Ice Giants are massive, humanoid creatures found in Treachery, the Ninth Circle in hell. They appear in the area before Cocytus, where Lucifer is imprisoned.

Dante's InfernoEdit

For waging wars against Heaven and ravaging the Earth in the distant past, the Giants are confined to the icy walls surrounding Cocytus, unable to move, though capable of seeing and breathing. In the game, the Giants try to hinder Dante's progress towards Lucifer by blowing their icy breath towards him. Being exposed to their breath will cause damage and/or knock Dante to his death.

Animated EpicEdit

They are not fully seen in the game, but they are seen in the Animated Epic in a brief cameo appearance. In the cameo, they appear as giant (though their exact depiction of their size isn't clear, mainly because it was never shown of Dante encountering them directly), bony creatures with skeletons formed of jagged ice with sharp edges pointing out to signify their limbs. They do have a head and a face, which expresses an evil expression, with downward-pointing diagonal directed eye-spots and a sinister smile, which both light up neon bluish-green in the dark.
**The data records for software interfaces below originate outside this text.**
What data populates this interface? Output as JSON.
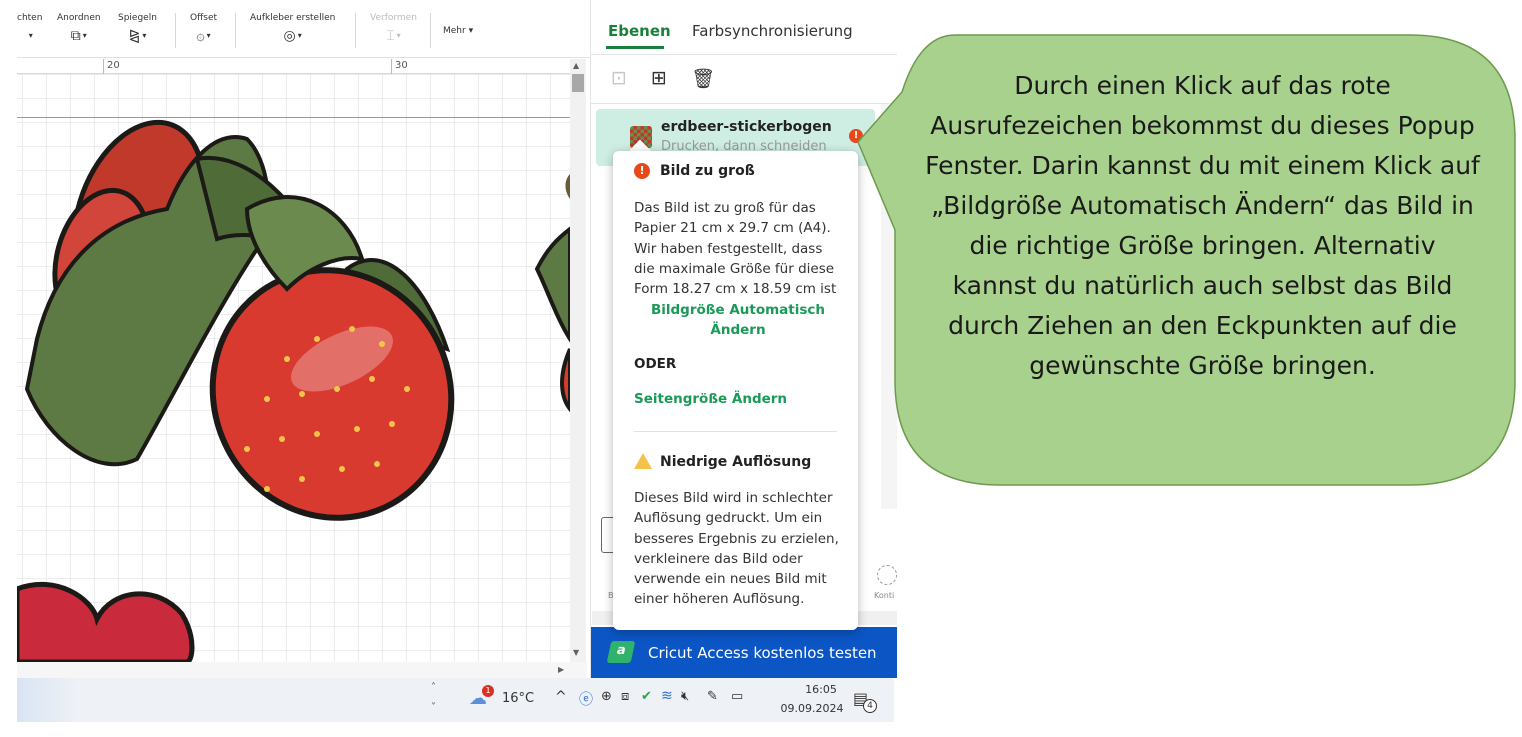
{
  "toolbar": {
    "partial_label": "chten",
    "arrange_label": "Anordnen",
    "mirror_label": "Spiegeln",
    "offset_label": "Offset",
    "sticker_label": "Aufkleber erstellen",
    "warp_label": "Verformen",
    "more_label": "Mehr"
  },
  "ruler": {
    "mark_20": "20",
    "mark_30": "30"
  },
  "panel": {
    "tabs": [
      {
        "label": "Ebenen",
        "active": true
      },
      {
        "label": "Farbsynchronisierung",
        "active": false
      }
    ],
    "layer": {
      "name": "erdbeer-stickerbogen",
      "subtitle": "Drucken, dann schneiden",
      "warning_mark": "!"
    },
    "under_labels": {
      "b": "B",
      "konti": "Konti"
    },
    "access_logo": "a",
    "access_text": "Cricut Access kostenlos testen"
  },
  "popup": {
    "error_mark": "!",
    "error_title": "Bild zu groß",
    "error_body": "Das Bild ist zu groß für das Papier 21 cm x 29.7 cm (A4). Wir haben festgestellt, dass die maximale Größe für diese Form 18.27 cm x 18.59 cm ist",
    "auto_resize_link": "Bildgröße Automatisch Ändern",
    "or_label": "ODER",
    "page_size_link": "Seitengröße Ändern",
    "lowres_title": "Niedrige Auflösung",
    "lowres_body": "Dieses Bild wird in schlechter Auflösung gedruckt. Um ein besseres Ergebnis zu erzielen, verkleinere das Bild oder verwende ein neues Bild mit einer höheren Auflösung."
  },
  "taskbar": {
    "weather_temp": "16°C",
    "weather_badge": "1",
    "time": "16:05",
    "date": "09.09.2024",
    "notification_count": "4"
  },
  "callout": {
    "text": "Durch einen Klick auf das rote Ausrufezeichen bekommst du dieses Popup Fenster. Darin kannst du mit einem Klick auf „Bildgröße Automatisch Ändern“ das Bild in die richtige Größe bringen. Alternativ kannst du natürlich auch selbst das Bild durch Ziehen an den Eckpunkten auf die gewünschte Größe bringen.",
    "fill_color": "#a9d18e",
    "border_color": "#6e9a4e"
  },
  "colors": {
    "accent_green": "#1b7f3c",
    "link_green": "#1a9a58",
    "access_blue": "#0b55c5",
    "error_red": "#e8481a",
    "warning_yellow": "#f4c24a",
    "layer_selected": "#cfeee3"
  }
}
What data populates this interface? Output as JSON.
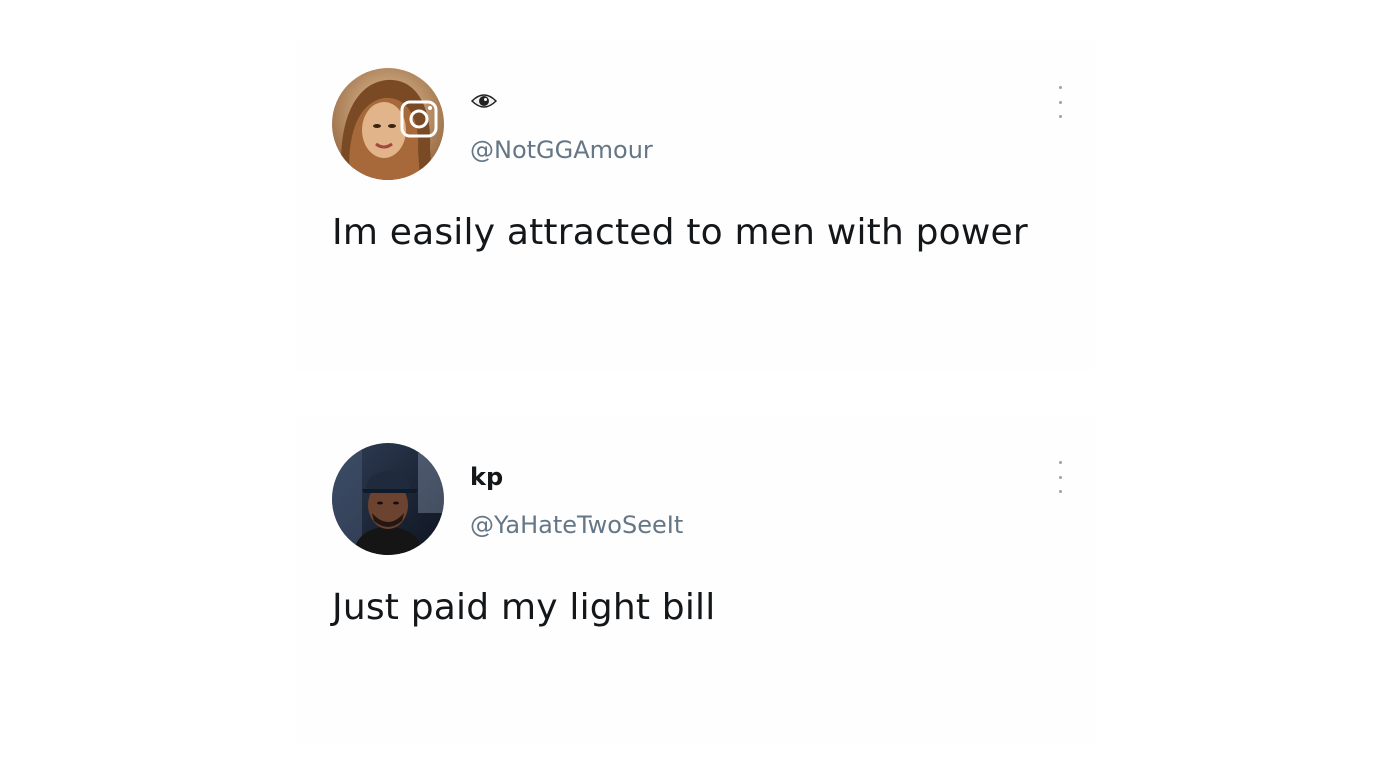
{
  "tweets": [
    {
      "display_name": "👁",
      "display_name_icon": "eye-icon",
      "handle": "@NotGGAmour",
      "text": "Im easily attracted to men with power",
      "avatar": "woman-portrait-avatar"
    },
    {
      "display_name": "kp",
      "handle": "@YaHateTwoSeeIt",
      "text": "Just paid my light bill",
      "avatar": "man-portrait-avatar"
    }
  ],
  "colors": {
    "text": "#14171a",
    "handle": "#657786",
    "background": "#ffffff"
  }
}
  • In "Inferno," Virgil mentions that the Giants outside the Circle of Treachery consists of Nimrod, Ephialtes, Antaeus, Briareus, Tityos, and Typhon. Unlike their game and movie counterparts, the Giants are not hostile, and lower the two travelers down into Cocytus to conclude Dante's journey through Hell.
  • In Greek myth, the Giants (Gigantes) were a race of creatures who sprung from the Earth as a final challenge to the Olympian gods for control of the world. They stormed Mount Olympus, but were defeated and destroyed by the gods, who sentenced them to Tartarus (a mythological version of Hell).
  • Ice Giants, or Frost Giants, are known as an actual race of creatures in Norse mythology. Known as hrimthurs or Rime Giants, they were the children of the primordial giant, Ymir, who was murdered by the chief god, Odin. All giants, including the Frost Giants, were the archenemies of the Aesir, the Norse gods, and were destined to kill them during the Apocalypse. The Frost Giants had their home in the realm of Niflheimr, an icy region which bordered the Norse underworld, Hel.
  • Although never explicitly stated, the Giants might be synonymous with the Biblical Nephilim, the enormous offspring of humans and the angelic Watchers of Heaven. Against God's will, these 200 angels descended to Earth and took human women as wives, additionally teaching mankind forbidden arts. Their unholy children grew to alarming size, and devoured everything they could lay hands on, including people. As penalty, the Watchers were captured and imprisoned for eternity in hellish domains, and the corrupt humans and Nephilim were drowned in the Great Flood, of which only the patriarch Noah and his family survived.
  • Among the Giants named in the Inferno, Nimrod was actually neither a Biblical giant nor one from Greco-Roman myth. He was infamous for building the Tower of Babel, an affront to God.
  • Briareus, also known as Aegeaon, was one of the Hekatonkhieres (the Hundred Handed Ones), the siblings of the Titans and the uncles of the Olympian gods. They were imprisoned by their father, Ouranos, in the Underworld because he thought they were too ugly to be seen. The Hekatonkhieres were later freed by their nephew, Zeus, and fought with him during the Titanomachy. After this war, they were stationed at the gates of Tartarus as guards of the damned.
  • Tityos was the giant son of Zeus in Greek mythology. He was so enormous that his mother was split apart when he was born. Tityos was later commissioned by Zeus's wife, Hera, to chase and assault the Titaness Leto, with whom Zeus had an affair and gotten pregnant. Leto was able to find shelther and bore twins: the gods Artemis and Apollo. Not even days old, the twin gods then sought out their mother's assailant and slew Tityos with their arrows. His soul was sentenced to Tartarus, where he is tortured by having his body constantly clawed by vultures.
  • Typhon in Greek myth was not a giant but a serpentine monster, an immortal child of Gaia, the Earth. When Zeus defeated the Titans and imprisoned them in the underworld, Gaia gave birth to Typhon as a challenge to Zeus's authority over the universe. Typhon nearly succeeded in destroying the king of the Olympian gods by ripping out his sinews. However, Zeus was rescued by the nymph Styx and was able to drive Typhon underneath a mountain, trapping the creature there. He is said to be the cause of volcanic eruptions on Earth. Before his imprisonment, Typhon had several more monstrous offspring by the nymph Echidna; these children continued to terrorize the country. One of these children was Cerberus.